*The clusters and above questions are informed by itim International’s “Culture and Change Management”.

 

CONCLUSION

 

Although this culture quiz is only a “snapshot”, I’d say that if you voted with your country’s cluster on 2 or more of the questions, national culture is very relevant to your Change situation/s. If you are aligned with various clusters on 2 or more questions, I’d say you’ve adapted to the cross-cultural environment in which you’re working.

However, the teams you lead and people you collaborate with may belong to the first group. Therefore, my best advice is to use similar questions with your team and have a dialogue about it – the item article is a great starting point.

Better yet, share with them your thoughts on the new Prosci research and ask them what they think about it, i.e. have an open, two-way dialogue. If not relevant, ask them what cultural differences are most relevant for them individually and for the team.

Above all, be dogmatic about dialogue, not do’s & don’ts and other cultural generalizations that may or may not apply.

 

If you’ve got an additional tip or idea, please share it in a comment below with me and my readership.

avatar

This site uses Akismet to reduce spam. Learn how your comment data is processed.

  Subscribe  
Notify of
Siegfried Jegels
Guest

Nice article Tim! Very relevant topic given the hyper-change cycles we are facing in all industries due to disruption and also economic pressures to perform. I agree that the cultural dynamic is not as prevalent anymore – perhaps more so in very large classical organizations. But this has changed for mid-size to smaller corporations. Their need is to be agile and responsive – and this requires to tap into the systems, methods, styles and approaches which could render quick results, market entries and bring together global expertise and insight. The fast pace of change is not allowing people to settle… Read more »

Marco Hönig
Guest
Marco Hönig

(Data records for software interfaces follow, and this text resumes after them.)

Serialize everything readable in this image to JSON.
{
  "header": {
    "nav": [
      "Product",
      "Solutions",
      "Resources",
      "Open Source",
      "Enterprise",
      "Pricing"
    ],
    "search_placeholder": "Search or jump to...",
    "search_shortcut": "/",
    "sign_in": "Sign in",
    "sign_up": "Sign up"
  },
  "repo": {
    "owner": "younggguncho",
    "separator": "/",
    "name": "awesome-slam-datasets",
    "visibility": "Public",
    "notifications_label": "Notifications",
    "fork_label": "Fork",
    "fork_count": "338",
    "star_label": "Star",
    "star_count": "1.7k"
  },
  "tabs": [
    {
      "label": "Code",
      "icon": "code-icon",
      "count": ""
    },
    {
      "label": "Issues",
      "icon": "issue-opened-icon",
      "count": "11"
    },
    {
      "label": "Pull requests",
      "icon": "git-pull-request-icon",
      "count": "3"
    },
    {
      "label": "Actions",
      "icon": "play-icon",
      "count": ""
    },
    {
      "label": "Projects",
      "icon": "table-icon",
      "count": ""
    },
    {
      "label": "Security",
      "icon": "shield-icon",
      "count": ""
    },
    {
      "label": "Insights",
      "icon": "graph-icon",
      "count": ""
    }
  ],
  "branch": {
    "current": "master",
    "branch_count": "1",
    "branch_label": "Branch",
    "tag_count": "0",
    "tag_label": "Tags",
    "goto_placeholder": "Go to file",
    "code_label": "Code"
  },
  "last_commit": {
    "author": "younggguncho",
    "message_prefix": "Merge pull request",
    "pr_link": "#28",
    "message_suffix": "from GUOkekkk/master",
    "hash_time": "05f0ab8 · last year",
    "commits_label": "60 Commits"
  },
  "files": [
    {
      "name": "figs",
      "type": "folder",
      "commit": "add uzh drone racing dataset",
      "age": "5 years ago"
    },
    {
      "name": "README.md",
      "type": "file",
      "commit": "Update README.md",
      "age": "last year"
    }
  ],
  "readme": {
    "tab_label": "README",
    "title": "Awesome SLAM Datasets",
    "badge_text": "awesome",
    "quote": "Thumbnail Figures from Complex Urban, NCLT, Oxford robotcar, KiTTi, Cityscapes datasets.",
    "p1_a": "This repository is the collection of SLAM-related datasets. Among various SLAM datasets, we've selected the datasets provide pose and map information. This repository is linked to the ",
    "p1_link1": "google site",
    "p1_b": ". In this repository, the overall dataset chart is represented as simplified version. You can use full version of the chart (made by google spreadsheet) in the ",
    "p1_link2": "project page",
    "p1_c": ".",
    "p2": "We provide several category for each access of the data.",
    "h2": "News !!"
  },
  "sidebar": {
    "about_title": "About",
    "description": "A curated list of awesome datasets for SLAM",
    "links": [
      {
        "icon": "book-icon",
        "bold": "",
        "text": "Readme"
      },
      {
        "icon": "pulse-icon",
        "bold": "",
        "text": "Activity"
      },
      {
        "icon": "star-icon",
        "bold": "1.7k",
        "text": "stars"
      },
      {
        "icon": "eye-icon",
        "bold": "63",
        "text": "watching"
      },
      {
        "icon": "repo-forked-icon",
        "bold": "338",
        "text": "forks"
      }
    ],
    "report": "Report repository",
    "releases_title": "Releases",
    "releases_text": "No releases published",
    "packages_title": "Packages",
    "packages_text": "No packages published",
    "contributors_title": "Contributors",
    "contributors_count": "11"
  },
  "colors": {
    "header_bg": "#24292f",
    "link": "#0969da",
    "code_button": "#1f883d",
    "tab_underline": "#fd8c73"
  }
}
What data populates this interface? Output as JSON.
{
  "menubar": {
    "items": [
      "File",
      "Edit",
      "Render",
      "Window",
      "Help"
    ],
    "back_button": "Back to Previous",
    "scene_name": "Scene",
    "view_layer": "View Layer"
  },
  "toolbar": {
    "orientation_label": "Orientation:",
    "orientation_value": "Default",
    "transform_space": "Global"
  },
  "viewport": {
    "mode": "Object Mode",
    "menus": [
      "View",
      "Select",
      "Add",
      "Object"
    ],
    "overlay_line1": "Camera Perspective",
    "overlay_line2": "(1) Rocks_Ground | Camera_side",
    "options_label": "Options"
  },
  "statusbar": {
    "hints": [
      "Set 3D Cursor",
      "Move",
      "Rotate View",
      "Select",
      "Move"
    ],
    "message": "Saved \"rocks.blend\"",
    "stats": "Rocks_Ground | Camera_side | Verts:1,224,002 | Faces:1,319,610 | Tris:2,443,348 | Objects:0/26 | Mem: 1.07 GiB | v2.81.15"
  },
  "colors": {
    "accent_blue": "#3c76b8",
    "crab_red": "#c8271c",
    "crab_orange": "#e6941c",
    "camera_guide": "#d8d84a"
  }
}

Thanks Tim! Food for thought! I just add my two cents: * Instead of cultural differences between countries I think it is interesting to look at cultural differences between different humans. You will find people you can connect to easily where the process flows well synched near and far. Passport is not so much the differentiator – what matters if someone has been introduced in general to effective meeting concepts and communication principles. * I think we are radically “deconstructed” by age or rather juniority. Millenials force us to have an answer why we do things the way we do… Read more »

Charlotte Weston-Horsmann
Guest

Thanks for the thread, Tim! I would agree with Marco. Often differences and misunderstandings are too quickly attributed to cultural factors … especially after the quick-fix intercultural trainings flooding the market.
Basically, it comes down to trust. Can I trust this person or not – am I safe or in danger(fight, flight, appease). This is a gut response and is decided within the first 7 seconds of an encounter. Once I get on the same trust-page with a person … cultural issues appear in another and often very pleasant light. Stereotyping blocks our natural desire to connect.

Mirjam
Guest
Mirjam

Thanks for these interesting thoughts, Tim! On stereotypes, I am of the conviction that they are necessary for orientation – for helping people to start their ways through the huge complexity of culture and the overload of impressions and experience they get at the beginning when they start dealing with people from other cultural backgrounds. The problem with stereotypes is that very often they block any kind of revision which could be made based on experience which doesn’t match with the „images“ made before. A combination which helps a lot to me is the bell curve for culture: That there… Read more »